One would think the world of technology wouldn’t have the kind of darkness we would see in say, the entertainment business, or in many regular walks of life.
After all, if you understand technology, you can change the world, and write your own check as well. But as we all know all too well, depression hits people everywhere, and it was one factor that caused Aaron Swartz to end his life at the end of 26.
Swartz dropped out of Stanford, and he created a company that eventually merged with Reddit. Then Swartz, like a lot of young tech mavens, got in trouble with the feds. Swartz’s offense was illegally getting into JSTOR, which was an MIT scientific / literary service that was available only by subscription.
For downloading 4.8 million articles, which was practically the whole JSTOR library, Swartz was brought up on charges of wire and computer fraud. According to the Times, Swartz was facing 35 years in prison and a million dollars in fines. (Other reports put his potential sentence at over fifty years and $4 million in fines).
Swartz fought hard to make a lot of material public like this, and as one professor told the Times, "Aaron built surprising new things that changed the flow of information around the world."

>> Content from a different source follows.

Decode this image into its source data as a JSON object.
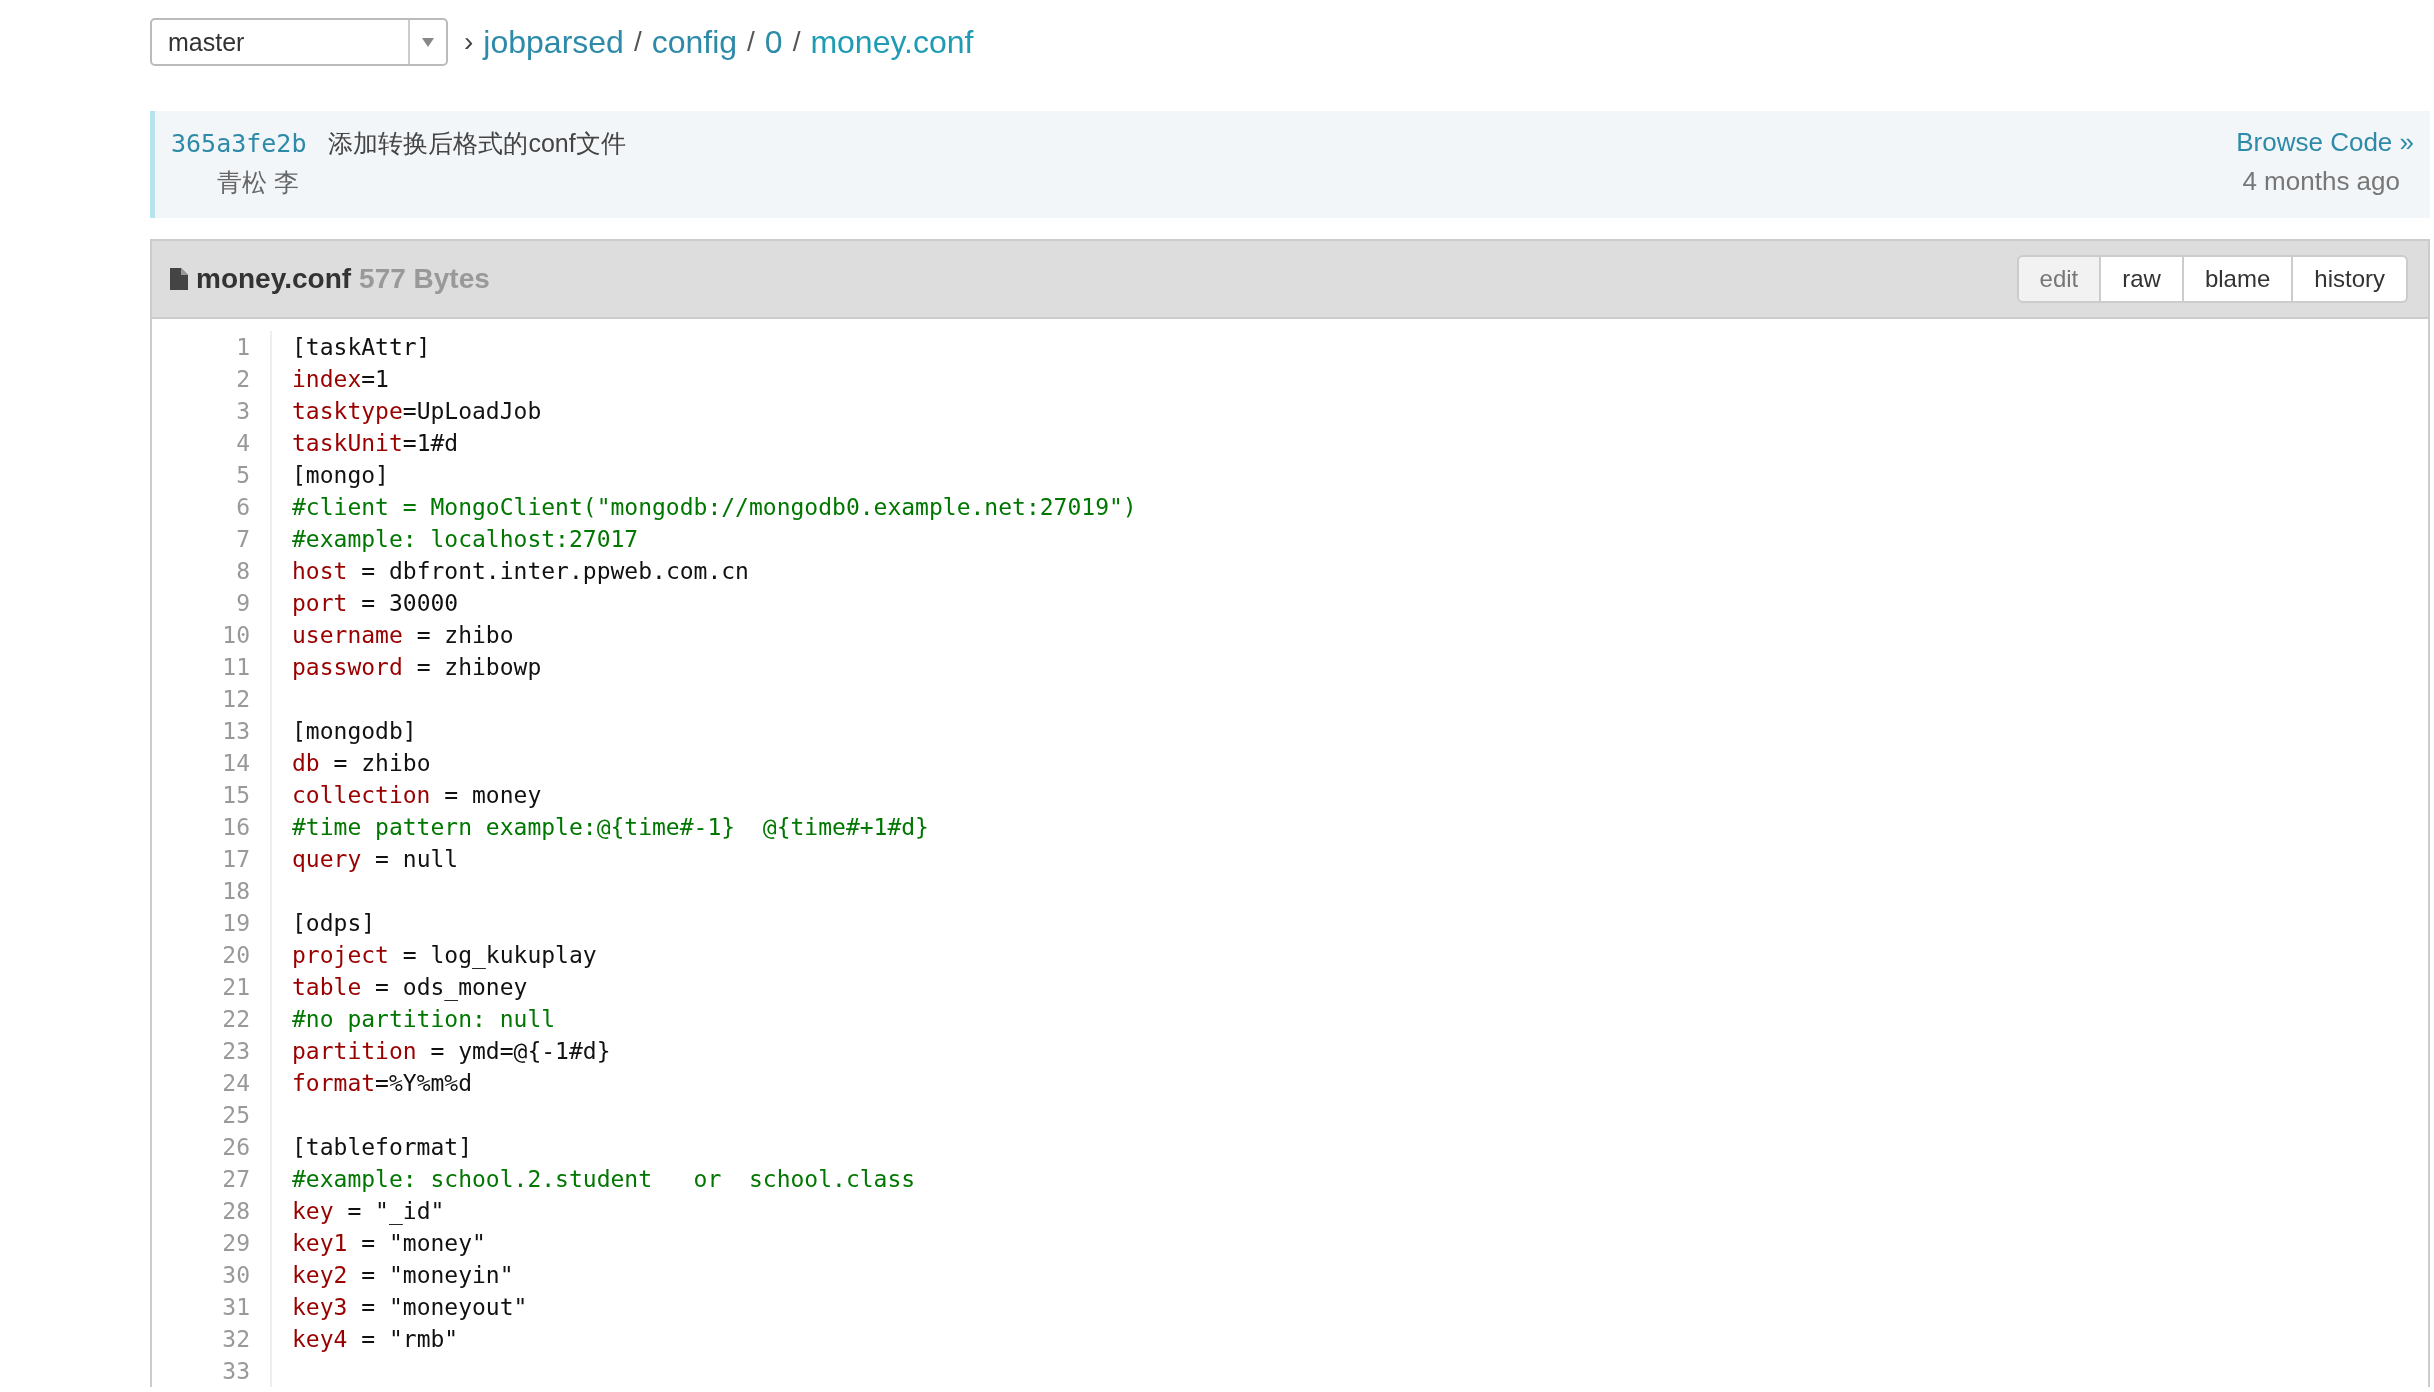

Swartz was also a fragile young man who struggled with depression, and one can imagine how scared anyone would be with these kinds of legal problems hanging over their heads. According to Deadline, his trial was coming up next month, and one of his friends told the Times the federal charges “pushed him to exhaustion. It pushed him beyond.”
Reporting on the widespread reaction to Swartz’s passing, Cnet reposted messages from blogger Cory Doctorow, as well as a statement from Swartz’s family. Doctorow wrote,
"Aaron had an unbeatable combination of political insight, technical skill, and intelligence about people and issues. I think he could have revolutionized American (and worldwide) politics. His legacy may still yet do so."
The family statement said, in part, "Aaron’s insatiable curiosity, creativity, and brilliance; his reflexive empathy and capacity for selfless, boundless love; his refusal to accept injustice as inevitable – these gifts made the world, and our lives far brighter. We’re grateful for our time with him, to those who loved him and stood with him, and to all of those who continue his work for a better world….Today, we grieve for the extraordinary and irreplaceable man that we have lost."